- **What you should do**:
Among the entries that follow, find the lines containing the string "structured" and copy them.

--- START ---

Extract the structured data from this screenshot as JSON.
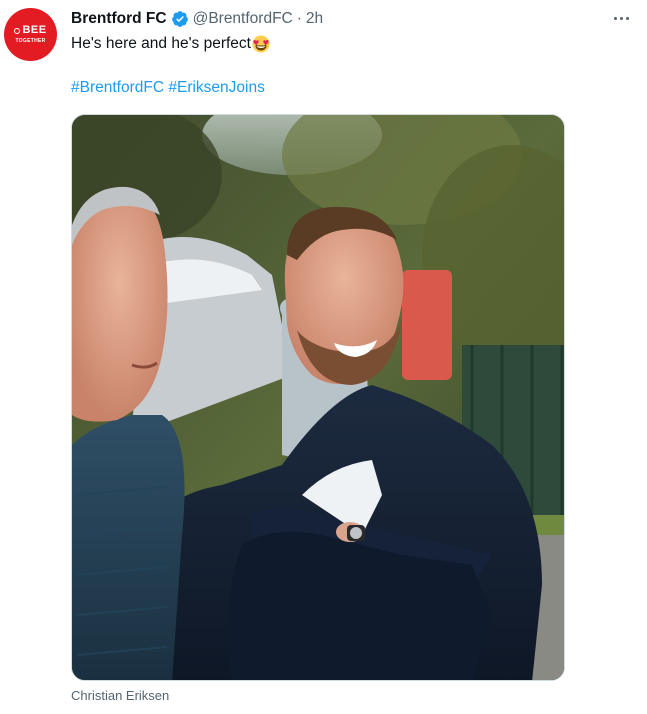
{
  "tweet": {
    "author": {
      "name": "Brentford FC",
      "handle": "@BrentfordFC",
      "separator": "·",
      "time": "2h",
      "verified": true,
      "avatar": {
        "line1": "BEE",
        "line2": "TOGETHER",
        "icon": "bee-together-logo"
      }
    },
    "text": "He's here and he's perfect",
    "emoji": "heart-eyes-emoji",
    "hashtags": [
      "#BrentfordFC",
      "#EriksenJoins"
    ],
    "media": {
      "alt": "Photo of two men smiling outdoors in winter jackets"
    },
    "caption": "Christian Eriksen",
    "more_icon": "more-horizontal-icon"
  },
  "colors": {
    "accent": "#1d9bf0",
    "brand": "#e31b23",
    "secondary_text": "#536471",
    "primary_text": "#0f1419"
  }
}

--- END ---
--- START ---

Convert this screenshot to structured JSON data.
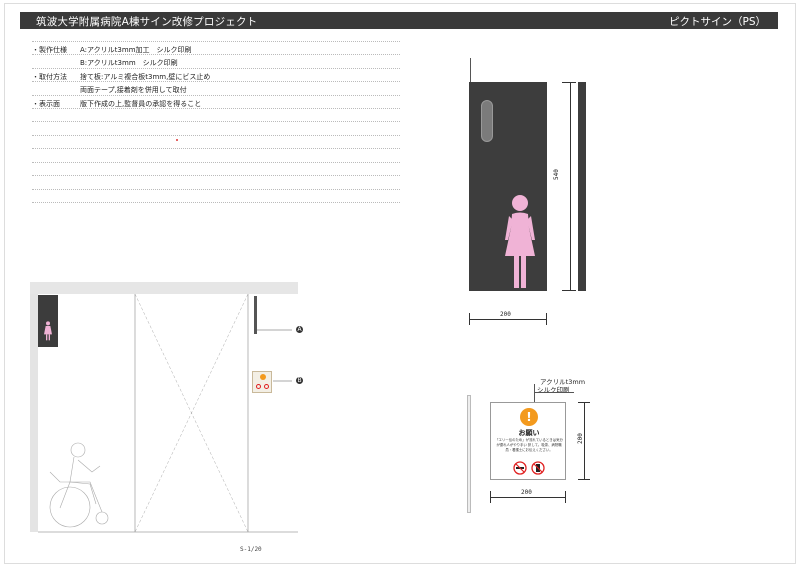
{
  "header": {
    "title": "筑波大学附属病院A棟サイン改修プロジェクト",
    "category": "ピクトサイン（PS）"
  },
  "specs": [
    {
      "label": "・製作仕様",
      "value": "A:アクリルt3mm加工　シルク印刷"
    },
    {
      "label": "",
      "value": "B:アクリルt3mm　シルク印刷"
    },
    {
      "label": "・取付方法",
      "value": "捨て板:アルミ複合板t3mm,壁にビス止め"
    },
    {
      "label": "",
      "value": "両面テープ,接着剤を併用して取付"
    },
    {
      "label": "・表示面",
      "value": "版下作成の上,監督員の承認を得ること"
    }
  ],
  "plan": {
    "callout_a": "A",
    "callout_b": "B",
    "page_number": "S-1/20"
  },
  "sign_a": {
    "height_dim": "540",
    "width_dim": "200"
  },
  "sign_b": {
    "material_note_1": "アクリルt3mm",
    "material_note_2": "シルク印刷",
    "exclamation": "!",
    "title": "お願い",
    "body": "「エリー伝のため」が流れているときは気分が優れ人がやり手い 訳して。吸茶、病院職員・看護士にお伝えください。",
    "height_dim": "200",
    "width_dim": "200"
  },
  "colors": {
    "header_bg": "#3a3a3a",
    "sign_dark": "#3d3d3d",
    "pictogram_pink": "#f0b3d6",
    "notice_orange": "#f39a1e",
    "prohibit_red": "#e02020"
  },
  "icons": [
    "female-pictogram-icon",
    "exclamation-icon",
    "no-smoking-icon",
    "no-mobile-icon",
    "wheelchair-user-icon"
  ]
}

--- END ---
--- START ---

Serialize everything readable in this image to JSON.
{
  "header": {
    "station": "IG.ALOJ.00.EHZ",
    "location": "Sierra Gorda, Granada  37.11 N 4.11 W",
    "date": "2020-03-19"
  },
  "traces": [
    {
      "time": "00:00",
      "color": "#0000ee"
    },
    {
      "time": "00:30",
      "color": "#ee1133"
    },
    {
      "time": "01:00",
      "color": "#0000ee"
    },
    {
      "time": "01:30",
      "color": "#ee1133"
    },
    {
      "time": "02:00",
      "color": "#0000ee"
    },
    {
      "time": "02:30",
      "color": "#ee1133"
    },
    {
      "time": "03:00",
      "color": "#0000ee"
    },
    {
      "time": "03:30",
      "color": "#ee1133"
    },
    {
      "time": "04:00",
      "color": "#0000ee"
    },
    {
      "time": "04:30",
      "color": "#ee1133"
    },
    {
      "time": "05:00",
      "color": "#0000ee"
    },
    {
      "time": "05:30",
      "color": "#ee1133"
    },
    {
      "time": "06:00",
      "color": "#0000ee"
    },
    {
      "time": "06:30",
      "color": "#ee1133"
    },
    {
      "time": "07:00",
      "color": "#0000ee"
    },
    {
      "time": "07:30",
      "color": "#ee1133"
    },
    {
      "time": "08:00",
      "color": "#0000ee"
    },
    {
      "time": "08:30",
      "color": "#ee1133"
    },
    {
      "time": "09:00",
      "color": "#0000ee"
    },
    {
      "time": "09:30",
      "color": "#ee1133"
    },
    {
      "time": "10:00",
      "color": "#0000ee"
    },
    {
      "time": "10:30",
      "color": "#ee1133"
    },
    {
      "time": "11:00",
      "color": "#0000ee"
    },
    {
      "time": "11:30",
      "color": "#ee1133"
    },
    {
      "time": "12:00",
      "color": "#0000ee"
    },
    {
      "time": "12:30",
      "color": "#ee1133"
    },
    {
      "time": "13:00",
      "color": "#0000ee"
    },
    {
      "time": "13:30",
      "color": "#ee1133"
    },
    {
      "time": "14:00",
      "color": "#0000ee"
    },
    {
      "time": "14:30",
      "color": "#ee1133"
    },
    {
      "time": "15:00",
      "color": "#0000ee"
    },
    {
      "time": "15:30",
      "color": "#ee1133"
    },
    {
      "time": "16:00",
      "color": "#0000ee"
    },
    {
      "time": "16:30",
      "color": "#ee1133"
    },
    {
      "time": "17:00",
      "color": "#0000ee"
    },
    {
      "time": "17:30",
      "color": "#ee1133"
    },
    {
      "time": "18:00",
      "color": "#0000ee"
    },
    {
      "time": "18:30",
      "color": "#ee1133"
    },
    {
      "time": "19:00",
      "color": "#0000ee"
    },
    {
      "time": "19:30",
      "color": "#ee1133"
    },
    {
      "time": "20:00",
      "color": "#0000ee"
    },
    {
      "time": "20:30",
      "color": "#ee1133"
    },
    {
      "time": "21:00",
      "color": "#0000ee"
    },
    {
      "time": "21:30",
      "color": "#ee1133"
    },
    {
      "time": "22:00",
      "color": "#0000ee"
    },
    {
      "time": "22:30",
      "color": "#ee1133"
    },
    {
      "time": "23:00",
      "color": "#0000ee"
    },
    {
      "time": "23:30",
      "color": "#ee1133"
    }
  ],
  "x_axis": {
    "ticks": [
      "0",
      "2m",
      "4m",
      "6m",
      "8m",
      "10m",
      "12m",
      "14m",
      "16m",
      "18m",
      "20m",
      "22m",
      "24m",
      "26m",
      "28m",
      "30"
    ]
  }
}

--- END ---

- **Task solution**:
Extract the structured data from this screenshot as JSON.
Convert this screenshot to structured JSON data.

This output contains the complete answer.